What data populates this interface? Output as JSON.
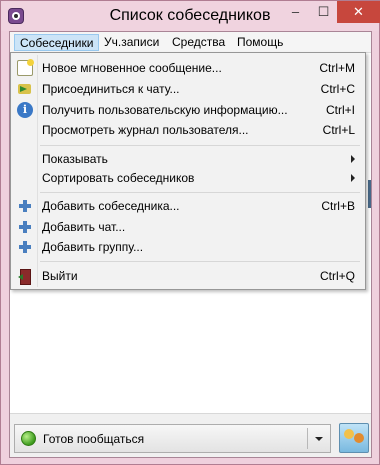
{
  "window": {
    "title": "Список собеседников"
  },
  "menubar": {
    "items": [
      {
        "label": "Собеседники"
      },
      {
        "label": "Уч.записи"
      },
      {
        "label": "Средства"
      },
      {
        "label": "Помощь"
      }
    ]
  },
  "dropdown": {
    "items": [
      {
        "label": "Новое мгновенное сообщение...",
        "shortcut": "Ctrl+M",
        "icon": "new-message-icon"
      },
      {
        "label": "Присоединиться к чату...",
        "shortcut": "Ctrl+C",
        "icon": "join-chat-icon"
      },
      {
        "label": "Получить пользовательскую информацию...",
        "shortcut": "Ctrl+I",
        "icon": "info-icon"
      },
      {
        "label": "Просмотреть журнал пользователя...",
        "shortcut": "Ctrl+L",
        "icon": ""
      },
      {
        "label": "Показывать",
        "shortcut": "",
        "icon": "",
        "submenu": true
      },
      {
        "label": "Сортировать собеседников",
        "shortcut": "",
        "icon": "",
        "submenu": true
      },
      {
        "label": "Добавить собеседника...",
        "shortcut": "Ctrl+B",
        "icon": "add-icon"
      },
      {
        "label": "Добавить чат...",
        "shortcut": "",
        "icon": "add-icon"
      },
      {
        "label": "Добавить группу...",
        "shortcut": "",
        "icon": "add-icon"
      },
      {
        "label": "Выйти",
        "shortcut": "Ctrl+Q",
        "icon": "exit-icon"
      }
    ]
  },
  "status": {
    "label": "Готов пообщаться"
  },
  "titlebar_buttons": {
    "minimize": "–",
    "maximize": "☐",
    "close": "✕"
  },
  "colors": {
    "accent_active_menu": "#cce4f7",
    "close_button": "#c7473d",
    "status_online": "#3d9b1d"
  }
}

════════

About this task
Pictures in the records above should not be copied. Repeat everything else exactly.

Solution to this exercise
What data populates this interface? Output as JSON.
{
  "window": {
    "title": "Список собеседников"
  },
  "menubar": {
    "items": [
      {
        "label": "Собеседники"
      },
      {
        "label": "Уч.записи"
      },
      {
        "label": "Средства"
      },
      {
        "label": "Помощь"
      }
    ]
  },
  "dropdown": {
    "items": [
      {
        "label": "Новое мгновенное сообщение...",
        "shortcut": "Ctrl+M",
        "icon": "new-message-icon"
      },
      {
        "label": "Присоединиться к чату...",
        "shortcut": "Ctrl+C",
        "icon": "join-chat-icon"
      },
      {
        "label": "Получить пользовательскую информацию...",
        "shortcut": "Ctrl+I",
        "icon": "info-icon"
      },
      {
        "label": "Просмотреть журнал пользователя...",
        "shortcut": "Ctrl+L",
        "icon": ""
      },
      {
        "label": "Показывать",
        "shortcut": "",
        "icon": "",
        "submenu": true
      },
      {
        "label": "Сортировать собеседников",
        "shortcut": "",
        "icon": "",
        "submenu": true
      },
      {
        "label": "Добавить собеседника...",
        "shortcut": "Ctrl+B",
        "icon": "add-icon"
      },
      {
        "label": "Добавить чат...",
        "shortcut": "",
        "icon": "add-icon"
      },
      {
        "label": "Добавить группу...",
        "shortcut": "",
        "icon": "add-icon"
      },
      {
        "label": "Выйти",
        "shortcut": "Ctrl+Q",
        "icon": "exit-icon"
      }
    ]
  },
  "status": {
    "label": "Готов пообщаться"
  },
  "titlebar_buttons": {
    "minimize": "–",
    "maximize": "☐",
    "close": "✕"
  },
  "colors": {
    "accent_active_menu": "#cce4f7",
    "close_button": "#c7473d",
    "status_online": "#3d9b1d"
  }
}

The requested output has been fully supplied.